**Instructions for the task**
Search the records for the word "ReturnValueName" and copy each line in which it appears.

**The input**

◇ ◇ ◇

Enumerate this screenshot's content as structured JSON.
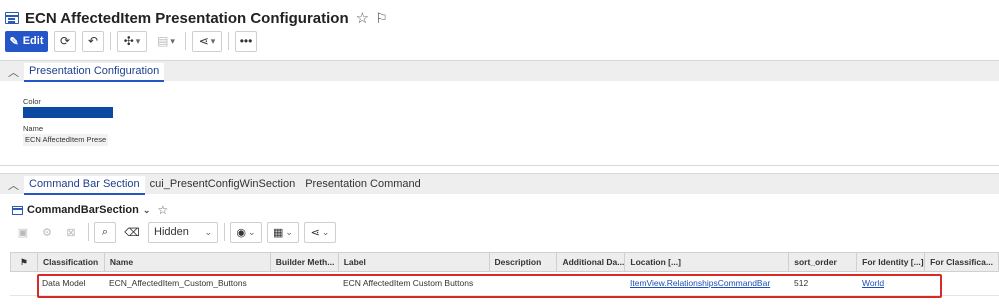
{
  "header": {
    "title": "ECN AffectedItem Presentation Configuration",
    "accent": "#2456c8"
  },
  "toolbar": {
    "edit_label": "Edit",
    "icons": [
      "refresh-icon",
      "undo-redo-icon",
      "network-icon",
      "clipboard-icon",
      "share-icon",
      "more-icon"
    ]
  },
  "presentation": {
    "tab_label": "Presentation Configuration",
    "color_label": "Color",
    "color_value": "#0b4aa0",
    "name_label": "Name",
    "name_value": "ECN AffectedItem Prese"
  },
  "command": {
    "tabs": [
      "Command Bar Section",
      "cui_PresentConfigWinSection",
      "Presentation Command"
    ],
    "section_title": "CommandBarSection",
    "view_select": "Hidden"
  },
  "grid": {
    "columns": [
      "Classification",
      "Name",
      "Builder Meth...",
      "Label",
      "Description",
      "Additional Da...",
      "Location [...]",
      "sort_order",
      "For Identity [...]",
      "For Classifica..."
    ],
    "rows": [
      {
        "classification": "Data Model",
        "name": "ECN_AffectedItem_Custom_Buttons",
        "builder": "",
        "label": "ECN AffectedItem Custom Buttons",
        "description": "",
        "additional": "",
        "location": "ItemView.RelationshipsCommandBar",
        "sort_order": "512",
        "identity": "World",
        "classification2": ""
      }
    ]
  },
  "highlight_color": "#d92a2a"
}
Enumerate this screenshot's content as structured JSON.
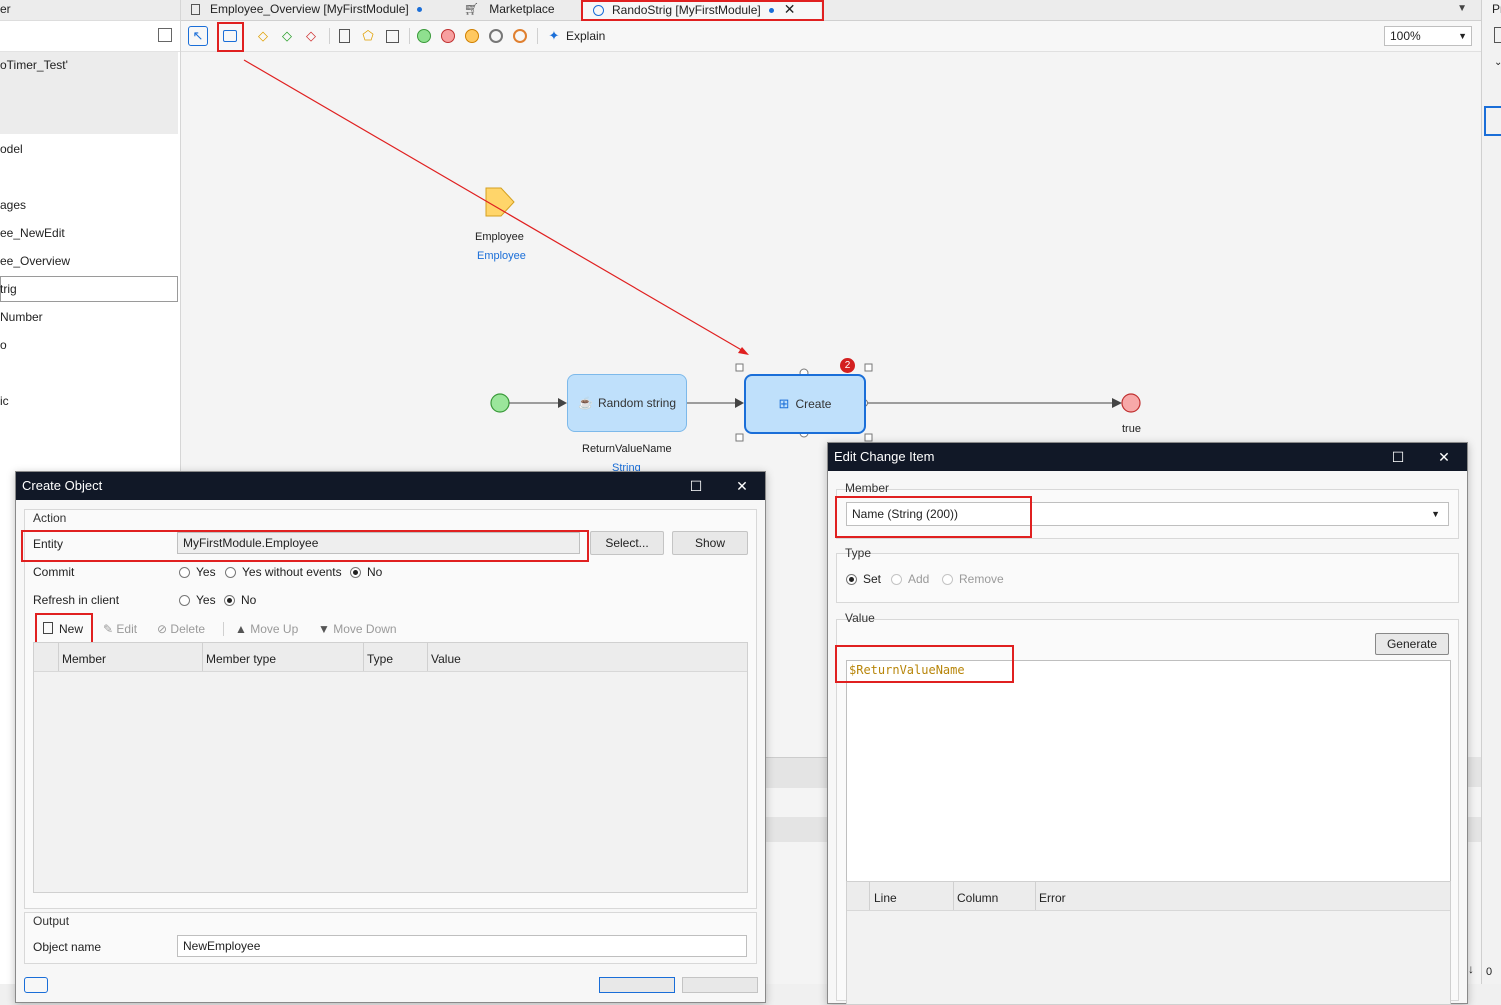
{
  "explorer": {
    "header_label": "er",
    "items": [
      {
        "label": "oTimer_Test'"
      },
      {
        "label": "odel"
      },
      {
        "label": "ages"
      },
      {
        "label": "ee_NewEdit"
      },
      {
        "label": "ee_Overview"
      },
      {
        "label": "trig"
      },
      {
        "label": "Number"
      },
      {
        "label": "o"
      },
      {
        "label": "ic"
      }
    ]
  },
  "tabs": [
    {
      "label": "Employee_Overview [MyFirstModule]",
      "icon": "page-icon",
      "unsaved": true
    },
    {
      "label": "Marketplace",
      "icon": "cart-icon",
      "unsaved": false
    },
    {
      "label": "RandoStrig [MyFirstModule]",
      "icon": "microflow-icon",
      "unsaved": true,
      "active": true
    }
  ],
  "right_strip_label": "Pr",
  "toolbar": {
    "explain_label": "Explain",
    "zoom_value": "100%"
  },
  "canvas": {
    "parameter": {
      "name": "Employee",
      "type": "Employee"
    },
    "activity1": {
      "label": "Random string",
      "output_name": "ReturnValueName",
      "output_type": "String"
    },
    "activity2": {
      "label": "Create",
      "badge": "2"
    },
    "end_label": "true"
  },
  "create_object": {
    "title": "Create Object",
    "action_group": "Action",
    "entity_label": "Entity",
    "entity_value": "MyFirstModule.Employee",
    "select_button": "Select...",
    "show_button": "Show",
    "commit_label": "Commit",
    "commit_options": [
      "Yes",
      "Yes without events",
      "No"
    ],
    "refresh_label": "Refresh in client",
    "refresh_options": [
      "Yes",
      "No"
    ],
    "toolbar": {
      "new": "New",
      "edit": "Edit",
      "delete": "Delete",
      "move_up": "Move Up",
      "move_down": "Move Down"
    },
    "columns": [
      "Member",
      "Member type",
      "Type",
      "Value"
    ],
    "output_group": "Output",
    "object_name_label": "Object name",
    "object_name_value": "NewEmployee"
  },
  "edit_change_item": {
    "title": "Edit Change Item",
    "member_group": "Member",
    "member_value": "Name (String (200))",
    "type_group": "Type",
    "type_options": [
      "Set",
      "Add",
      "Remove"
    ],
    "value_group": "Value",
    "generate_button": "Generate",
    "expression": "$ReturnValueName",
    "error_columns": [
      "Line",
      "Column",
      "Error"
    ]
  },
  "status": {
    "count": "0"
  },
  "colors": {
    "accent": "#1a6ed8",
    "annotation": "#e02020",
    "dialog_title": "#111827",
    "expression": "#b8860b"
  }
}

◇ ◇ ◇

**Exercise response**
      "output_name": "ReturnValueName",
    "expression": "$ReturnValueName",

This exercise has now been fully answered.